During this decade the division flourished with the emergence of future hall of famers Roy Jones Jnr, James Toney and British duo Nigel Benn and the enigmatic Chris Eubank. With both Jones and Toney under contract to U.S station HBO the division was given welcome exposure as the two young standouts were regularly showcased by the network. Toney would go onto challenge former middleweight puncher Iran Barkley and then Jones almost two years later in a contest still considered by many to be one of the most significant fights in the entire history of the division. Rivalling that fights No.1 status, the rematch between fierce rivals Nigel Benn and Chris Eubank was the biggest super middleweight fight in British history and one of the most high profile European bouts of the decade. Along with Jones and Toney, Benn and Eubank’s amazing rivalry helped legitimise the weight class.

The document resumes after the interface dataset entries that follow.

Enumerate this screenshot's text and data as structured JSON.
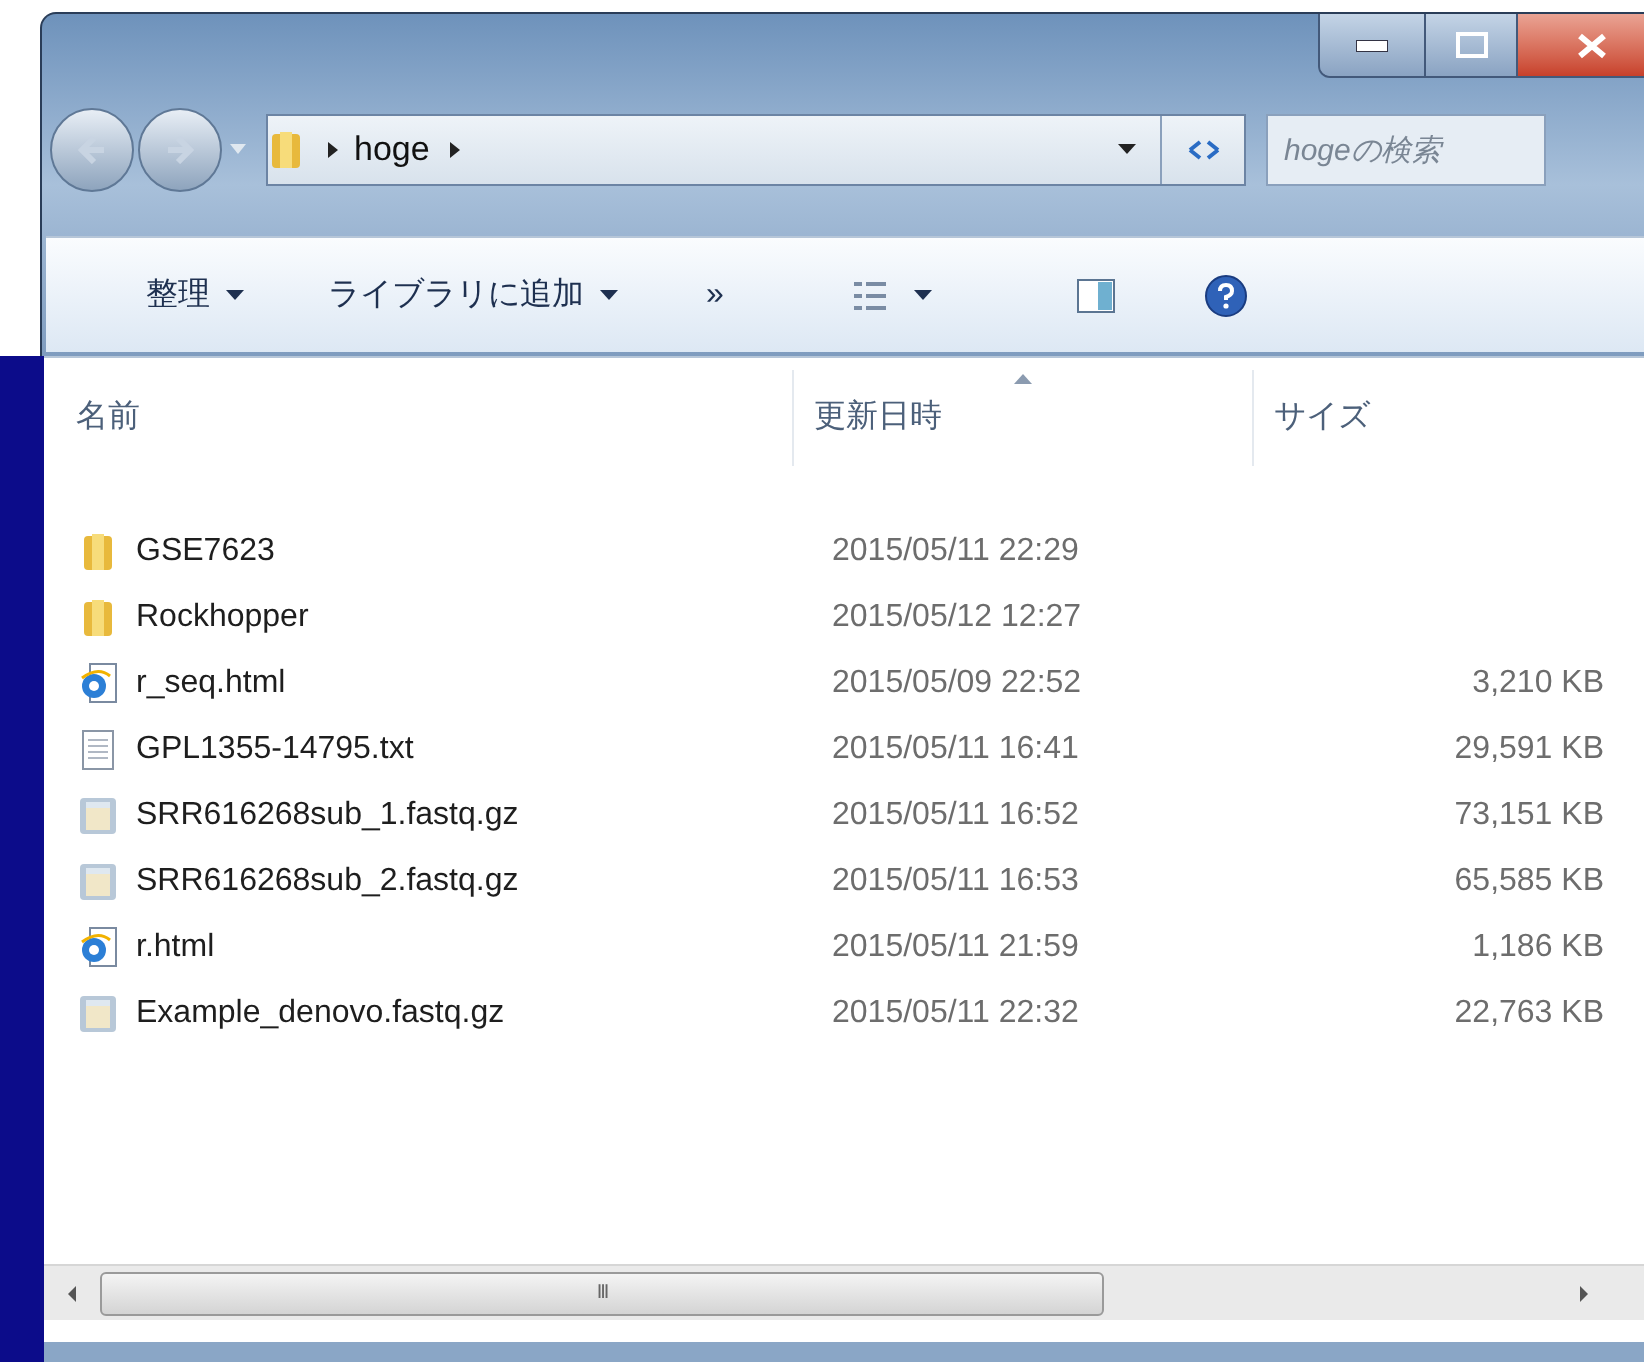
{
  "address_bar": {
    "path": "hoge"
  },
  "search": {
    "placeholder": "hogeの検索"
  },
  "toolbar": {
    "items": [
      {
        "kind": "menu",
        "label": "整理"
      },
      {
        "kind": "menu",
        "label": "ライブラリに追加"
      },
      {
        "kind": "more",
        "label": "»"
      }
    ]
  },
  "table": {
    "columns": [
      {
        "label": "名前",
        "sorted": false
      },
      {
        "label": "更新日時",
        "sorted": true
      },
      {
        "label": "サイズ",
        "sorted": false
      }
    ],
    "rows": [
      {
        "kind": "folder",
        "name": "GSE7623",
        "modified": "2015/05/11 22:29"
      },
      {
        "kind": "folder",
        "name": "Rockhopper",
        "modified": "2015/05/12 12:27"
      },
      {
        "kind": "html",
        "name": "r_seq.html",
        "modified": "2015/05/09 22:52",
        "size": "3,210 KB"
      },
      {
        "kind": "text",
        "name": "GPL1355-14795.txt",
        "modified": "2015/05/11 16:41",
        "size": "29,591 KB"
      },
      {
        "kind": "archive",
        "name": "SRR616268sub_1.fastq.gz",
        "modified": "2015/05/11 16:52",
        "size": "73,151 KB"
      },
      {
        "kind": "archive",
        "name": "SRR616268sub_2.fastq.gz",
        "modified": "2015/05/11 16:53",
        "size": "65,585 KB"
      },
      {
        "kind": "html",
        "name": "r.html",
        "modified": "2015/05/11 21:59",
        "size": "1,186 KB"
      },
      {
        "kind": "archive",
        "name": "Example_denovo.fastq.gz",
        "modified": "2015/05/11 22:32",
        "size": "22,763 KB"
      }
    ]
  },
  "scrollbar": {
    "grip": "III"
  }
}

During this period European boxers rated highly in all the various sanctioning bodies’ rankings with no fewer than 11 world champions from the continent starting with Frenchman Christophe Tiozzo in 1990. As boxing fans we were lucky enough to see some of Britain’s best contemporary pugilists swap leather in many classic fights such as the aforementioned Benn-Eubank, Collins-Eubank and the emergence late in the decade of Welsh superstar Joe Calzaghe. Tragically Michael Watson’s fight with Chris Eubank in September 1991 for the vacant WBO title ended with the 26-year-old from Islington, London, suffering permanent partial paralysis after he was stopped by Eubank in round 12 of a titanic battle. Four years later Nigel Benn was involved in a similarly tragic fight when American challenger Gerald McClellan, stopped in 10 rounds, collapsed in his corner and suffered horrific injuries including almost complete loss of his eyesight, loss of hearing and the need for a wheelchair.

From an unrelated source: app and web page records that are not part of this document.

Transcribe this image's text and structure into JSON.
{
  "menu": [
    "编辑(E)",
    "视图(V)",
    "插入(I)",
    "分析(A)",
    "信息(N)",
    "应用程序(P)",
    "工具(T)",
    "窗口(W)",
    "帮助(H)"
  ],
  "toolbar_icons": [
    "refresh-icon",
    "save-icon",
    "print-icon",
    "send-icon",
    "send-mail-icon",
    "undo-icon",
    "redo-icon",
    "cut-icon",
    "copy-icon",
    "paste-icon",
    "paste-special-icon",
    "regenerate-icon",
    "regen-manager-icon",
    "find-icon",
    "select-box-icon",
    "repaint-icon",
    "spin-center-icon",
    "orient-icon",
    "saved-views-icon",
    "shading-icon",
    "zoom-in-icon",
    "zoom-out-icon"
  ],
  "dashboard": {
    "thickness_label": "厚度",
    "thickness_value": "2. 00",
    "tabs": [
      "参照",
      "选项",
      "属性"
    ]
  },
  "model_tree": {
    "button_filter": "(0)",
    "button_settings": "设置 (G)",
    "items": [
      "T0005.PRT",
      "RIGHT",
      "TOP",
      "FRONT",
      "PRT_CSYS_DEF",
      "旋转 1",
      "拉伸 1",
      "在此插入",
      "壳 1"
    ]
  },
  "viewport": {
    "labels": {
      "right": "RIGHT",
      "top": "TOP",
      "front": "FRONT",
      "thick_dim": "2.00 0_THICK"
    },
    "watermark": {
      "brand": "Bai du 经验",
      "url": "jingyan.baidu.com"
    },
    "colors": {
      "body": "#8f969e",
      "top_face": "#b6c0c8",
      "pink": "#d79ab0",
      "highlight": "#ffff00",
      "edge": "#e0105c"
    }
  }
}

These two horrible tragedies still cast a shadow over the history of the division and boxing as a whole.
In 1997 Joe Calzaghe upset Chris Eubank to continue British boxing’s love affair with the super middleweight division and would go on to become one of, if not Britain’s ever world champion making an incredible 21 defences of his title.
In Britain the animosity between former amateur club mates James Degale and George Groves produced one of the most talked about and anticipated fights of the year. Groves shocked the boxing public with a display of controlled aggression to stifle Degale’s counter punching style, taking a narrow points victory. With Groves and Degale now promotionally linked via Frank Warren and Box nation, the chances of a rematch when one or both win a world title has increased greatly, and we could see the emergence of a long standing rivalry which is good for the division as a whole.
The European scene is still strong with Romanian born but Canadian based Lucien Bute laying claim to be divisional number one. A possible unification fight with the winner of this weekend’s Carl Froch-Andre Ward clash is a mouth watering prospect or even a fight with current WBA middleweight champion Gennady Golovkin should the pair wish to resume their amateur rivalry.
In the States Shawn Estrada, currently undefeated at 13-0 (12) and Edwin Rodriguez 18-0 (13) represent the next batch of 168lbs contenders hot on the heels of the division’s established stars. 6ft 4ins South African southpaw Thomas Oosthuizen is another young lion waiting for his shot at the big time and Mexican knockout artist Marco Antonio Periban could also find himself in the mix in 2012.
Regardless whether it is Carl Froch or Andre Ward who have their hand raised in victory on December 17 they will be wanted men in a division stacked with talent.
December 13, 2011